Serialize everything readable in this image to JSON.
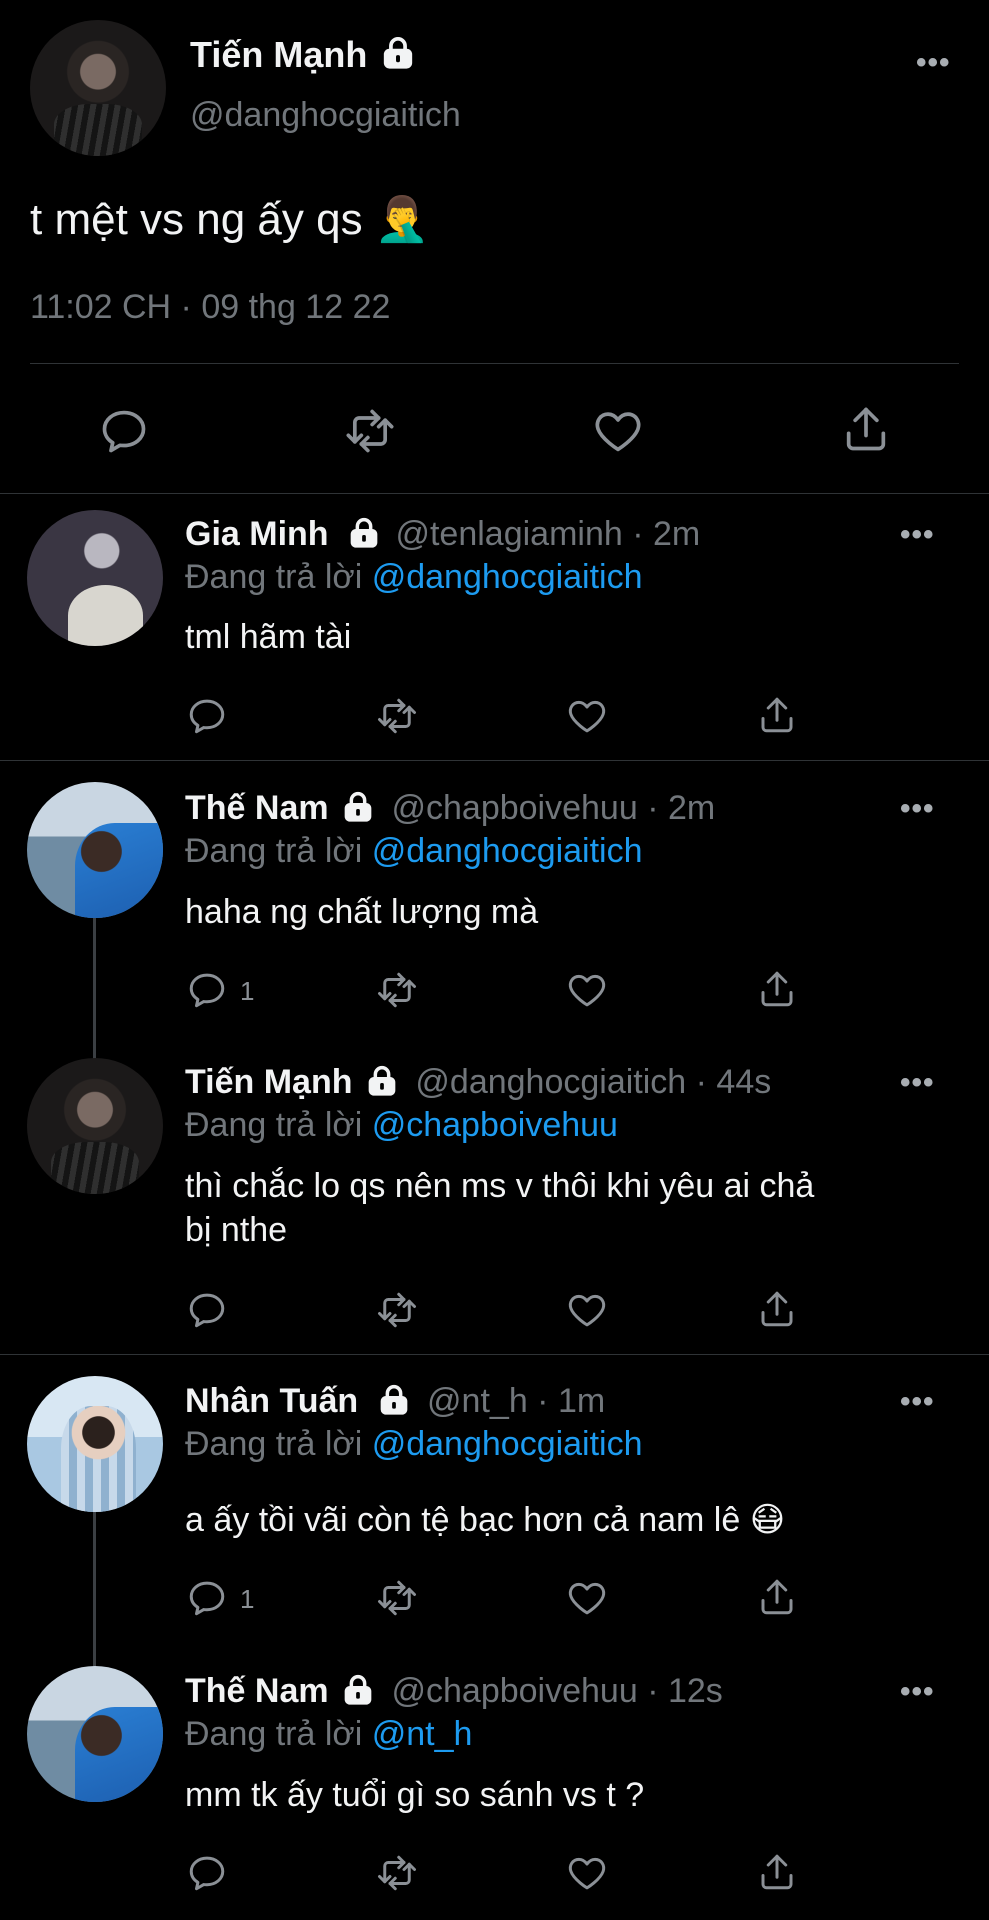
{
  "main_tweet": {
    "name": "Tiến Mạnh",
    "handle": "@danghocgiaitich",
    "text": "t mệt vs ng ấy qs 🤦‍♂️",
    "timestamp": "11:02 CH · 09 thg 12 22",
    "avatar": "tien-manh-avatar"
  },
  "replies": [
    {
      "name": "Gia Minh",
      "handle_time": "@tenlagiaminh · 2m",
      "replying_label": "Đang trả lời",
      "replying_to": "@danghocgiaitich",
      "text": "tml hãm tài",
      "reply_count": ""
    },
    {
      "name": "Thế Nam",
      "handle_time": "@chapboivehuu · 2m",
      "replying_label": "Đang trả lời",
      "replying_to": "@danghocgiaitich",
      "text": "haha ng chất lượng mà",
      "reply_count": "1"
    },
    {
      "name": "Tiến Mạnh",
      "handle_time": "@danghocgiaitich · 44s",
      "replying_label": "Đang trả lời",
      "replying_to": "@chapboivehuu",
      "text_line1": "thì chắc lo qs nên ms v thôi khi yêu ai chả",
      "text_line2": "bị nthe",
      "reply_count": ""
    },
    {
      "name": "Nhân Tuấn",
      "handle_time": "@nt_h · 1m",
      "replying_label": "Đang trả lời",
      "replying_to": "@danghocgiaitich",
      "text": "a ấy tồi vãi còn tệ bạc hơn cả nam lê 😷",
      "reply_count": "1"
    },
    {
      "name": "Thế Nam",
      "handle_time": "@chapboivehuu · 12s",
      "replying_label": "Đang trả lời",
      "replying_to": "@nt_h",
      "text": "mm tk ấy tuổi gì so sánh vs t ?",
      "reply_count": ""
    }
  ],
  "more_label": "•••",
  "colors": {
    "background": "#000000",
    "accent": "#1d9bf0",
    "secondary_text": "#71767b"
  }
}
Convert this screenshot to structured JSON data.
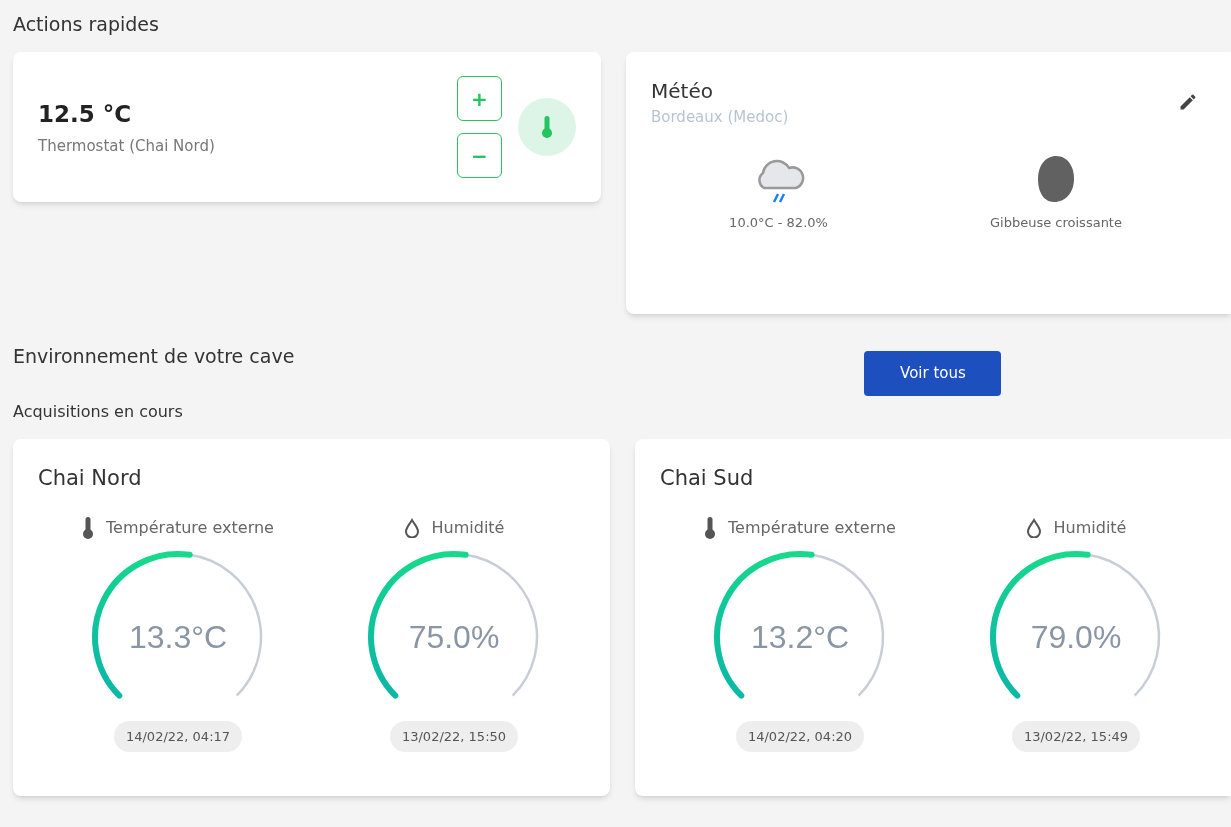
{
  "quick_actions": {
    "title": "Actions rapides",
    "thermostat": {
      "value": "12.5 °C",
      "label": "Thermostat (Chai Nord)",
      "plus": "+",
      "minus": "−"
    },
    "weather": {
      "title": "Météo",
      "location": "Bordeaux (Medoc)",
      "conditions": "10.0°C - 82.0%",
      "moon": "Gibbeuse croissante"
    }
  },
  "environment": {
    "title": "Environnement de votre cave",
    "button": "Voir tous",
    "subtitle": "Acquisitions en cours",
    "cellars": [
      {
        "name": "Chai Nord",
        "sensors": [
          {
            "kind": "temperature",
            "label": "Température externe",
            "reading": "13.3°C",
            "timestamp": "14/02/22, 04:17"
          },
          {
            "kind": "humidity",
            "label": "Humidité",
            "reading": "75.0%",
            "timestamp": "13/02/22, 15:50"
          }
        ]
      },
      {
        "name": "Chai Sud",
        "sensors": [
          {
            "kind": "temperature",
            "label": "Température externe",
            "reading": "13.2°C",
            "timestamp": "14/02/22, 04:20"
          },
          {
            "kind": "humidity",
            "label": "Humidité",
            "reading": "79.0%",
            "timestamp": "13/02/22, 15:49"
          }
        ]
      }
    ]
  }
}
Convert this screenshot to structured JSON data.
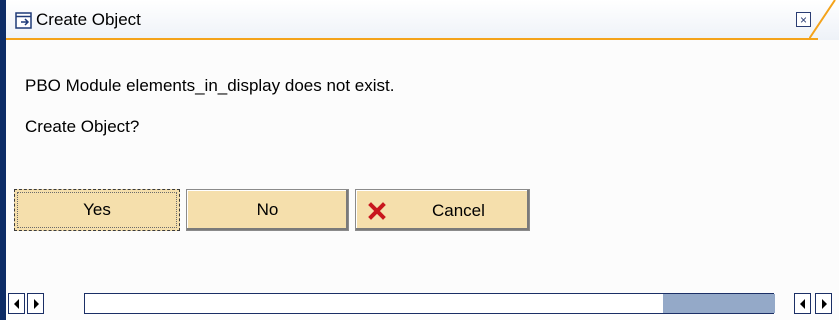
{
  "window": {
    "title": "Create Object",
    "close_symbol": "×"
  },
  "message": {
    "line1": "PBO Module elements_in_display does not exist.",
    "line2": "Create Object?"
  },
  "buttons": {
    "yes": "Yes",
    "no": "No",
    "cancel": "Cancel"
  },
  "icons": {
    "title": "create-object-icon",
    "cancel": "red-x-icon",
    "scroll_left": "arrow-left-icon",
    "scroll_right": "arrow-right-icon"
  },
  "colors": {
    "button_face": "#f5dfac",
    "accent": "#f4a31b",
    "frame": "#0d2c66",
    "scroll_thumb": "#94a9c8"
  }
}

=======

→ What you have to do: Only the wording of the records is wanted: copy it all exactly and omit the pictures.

→ Answer for this exercise:
Serialize everything readable in this image to JSON.
{
  "main_tweet": {
    "name": "Tiến Mạnh",
    "handle": "@danghocgiaitich",
    "text": "t mệt vs ng ấy qs 🤦‍♂️",
    "timestamp": "11:02 CH · 09 thg 12 22",
    "avatar": "tien-manh-avatar"
  },
  "replies": [
    {
      "name": "Gia Minh",
      "handle_time": "@tenlagiaminh · 2m",
      "replying_label": "Đang trả lời",
      "replying_to": "@danghocgiaitich",
      "text": "tml hãm tài",
      "reply_count": ""
    },
    {
      "name": "Thế Nam",
      "handle_time": "@chapboivehuu · 2m",
      "replying_label": "Đang trả lời",
      "replying_to": "@danghocgiaitich",
      "text": "haha ng chất lượng mà",
      "reply_count": "1"
    },
    {
      "name": "Tiến Mạnh",
      "handle_time": "@danghocgiaitich · 44s",
      "replying_label": "Đang trả lời",
      "replying_to": "@chapboivehuu",
      "text_line1": "thì chắc lo qs nên ms v thôi khi yêu ai chả",
      "text_line2": "bị nthe",
      "reply_count": ""
    },
    {
      "name": "Nhân Tuấn",
      "handle_time": "@nt_h · 1m",
      "replying_label": "Đang trả lời",
      "replying_to": "@danghocgiaitich",
      "text": "a ấy tồi vãi còn tệ bạc hơn cả nam lê 😷",
      "reply_count": "1"
    },
    {
      "name": "Thế Nam",
      "handle_time": "@chapboivehuu · 12s",
      "replying_label": "Đang trả lời",
      "replying_to": "@nt_h",
      "text": "mm tk ấy tuổi gì so sánh vs t ?",
      "reply_count": ""
    }
  ],
  "more_label": "•••",
  "colors": {
    "background": "#000000",
    "accent": "#1d9bf0",
    "secondary_text": "#71767b"
  }
}
Convert this screenshot to structured JSON data.
{
  "quick_actions": {
    "title": "Actions rapides",
    "thermostat": {
      "value": "12.5 °C",
      "label": "Thermostat (Chai Nord)",
      "plus": "+",
      "minus": "−"
    },
    "weather": {
      "title": "Météo",
      "location": "Bordeaux (Medoc)",
      "conditions": "10.0°C - 82.0%",
      "moon": "Gibbeuse croissante"
    }
  },
  "environment": {
    "title": "Environnement de votre cave",
    "button": "Voir tous",
    "subtitle": "Acquisitions en cours",
    "cellars": [
      {
        "name": "Chai Nord",
        "sensors": [
          {
            "kind": "temperature",
            "label": "Température externe",
            "reading": "13.3°C",
            "timestamp": "14/02/22, 04:17"
          },
          {
            "kind": "humidity",
            "label": "Humidité",
            "reading": "75.0%",
            "timestamp": "13/02/22, 15:50"
          }
        ]
      },
      {
        "name": "Chai Sud",
        "sensors": [
          {
            "kind": "temperature",
            "label": "Température externe",
            "reading": "13.2°C",
            "timestamp": "14/02/22, 04:20"
          },
          {
            "kind": "humidity",
            "label": "Humidité",
            "reading": "79.0%",
            "timestamp": "13/02/22, 15:49"
          }
        ]
      }
    ]
  }
}
Convert this screenshot to structured JSON data.
{
  "window": {
    "title": "Create Object",
    "close_symbol": "×"
  },
  "message": {
    "line1": "PBO Module elements_in_display does not exist.",
    "line2": "Create Object?"
  },
  "buttons": {
    "yes": "Yes",
    "no": "No",
    "cancel": "Cancel"
  },
  "icons": {
    "title": "create-object-icon",
    "cancel": "red-x-icon",
    "scroll_left": "arrow-left-icon",
    "scroll_right": "arrow-right-icon"
  },
  "colors": {
    "button_face": "#f5dfac",
    "accent": "#f4a31b",
    "frame": "#0d2c66",
    "scroll_thumb": "#94a9c8"
  }
}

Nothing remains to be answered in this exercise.